As many people have pointed out, terrorism is not an ideology, but a tactic. However, "radical Islam" -- or the more recent term being used, "Islamism" -- is an ideology. It probably would be best-left to Muslim theologians and experts on Islamic jurisprudence to define just what the distinctions are between "moderate Islam" and "radical Islam." (It is highly doubtful that Charles Martel convened a council of non-Muslims before the Battle of Tours in 732 A.D. to debate "moderate" vs. "radical" Islam while engaged in a war with a Muslim army on the verge of conquering France.)

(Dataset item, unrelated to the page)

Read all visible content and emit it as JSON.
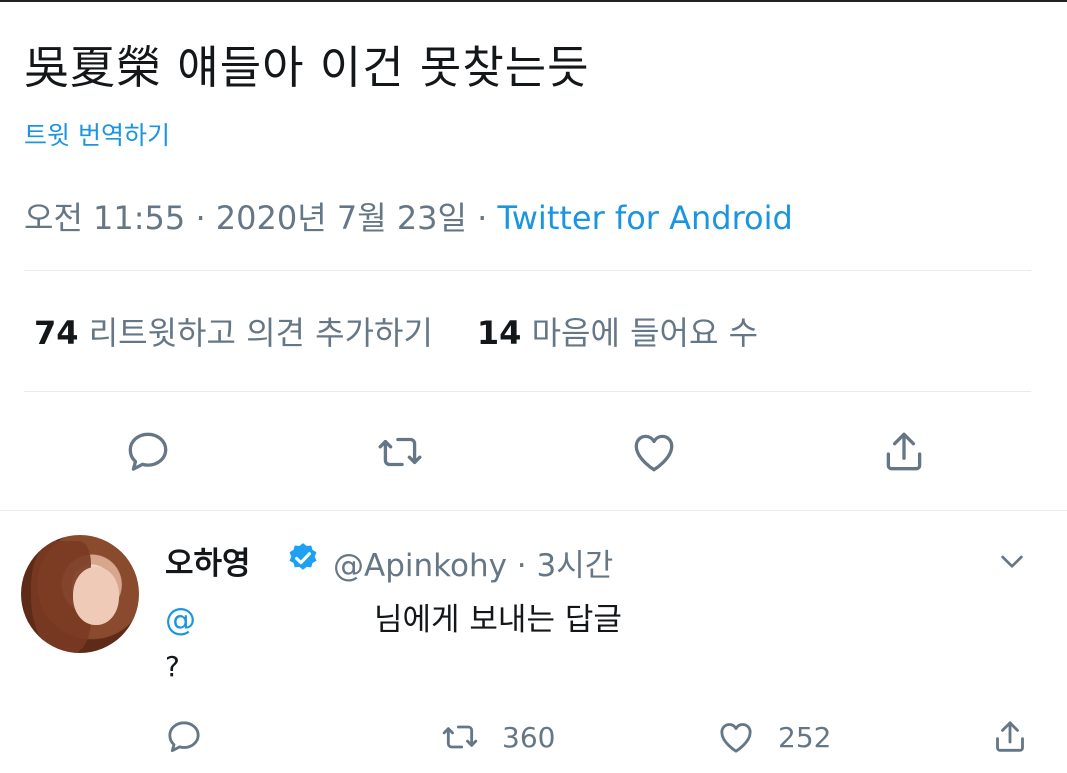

Nevertheless, can one imagine during World War II if the American government and military had never used the term "Nazism" or "kamikaze" to describe the enemy? It is unthinkable. Indeed, at present, it is unforgivable that American officialdom has covered up who our present-day enemy is, what it stands for, and what its ultimate goals are.
Now that the United States has a different president in power -- one apparently obsessed with "repairing" relations with the Muslim world and apologizing for perceived American injustices to Muslims -- the term "terrorist" has been all but abolished from the government lexicon. The deputy National Security Advisor for Homeland Security, John Brennan, in a May 19th speech before the Center of International and Strategic Studies, stated that the concept of "jihad" was a "legitimate tenet of Islam" and that the term should not be used to define America's enemies, as that would be "counterproductive." While Brennan's asinine remarks could be waved off, he is indeed correct that jihad is a "legitimate tenet of Islam."...but not in the way that he and other apologists perceive it. Whenever political and religious figures in the Islamic world have used the term, it has always meant "holy war" against the "infidel." Does anyone in his or her right mind truly believe that when terror groups such as al-Qaeda, Hizbullah, Islamic Jihad, and Hamas invoke the term, they are referring to anything but war?
The sad facts remain. America has refused to call out the enemy for what it truly is: a murderous ideology based on religion and religious texts that seeks to dominate the world by any and all means. One can call it "Islamism" or "radical Islam," but facts do not change. While America blithely refuses to face the truth, handcuffs its military with "rules of engagement" that could have been written by the Taliban themselves, and courts a fifth column that has already infiltrated and penetrated our government and other institutions, her enemy freely, openly, and proudly acknowledges that this is a war between religions and civilizations that will ultimately end with a worldwide Islamic caliphate.
Will it take another 9/11-type attack, resulting in thousands more Americans dead in the streets of New York, Washington, or elsewhere, before America finally awakes from its slumber and admits to whom and what we are up against? If not, then perhaps we should withdraw our troops from the Middle East and begin taking lessons in Arabic and Islam.
This article first appeared in American Thinker.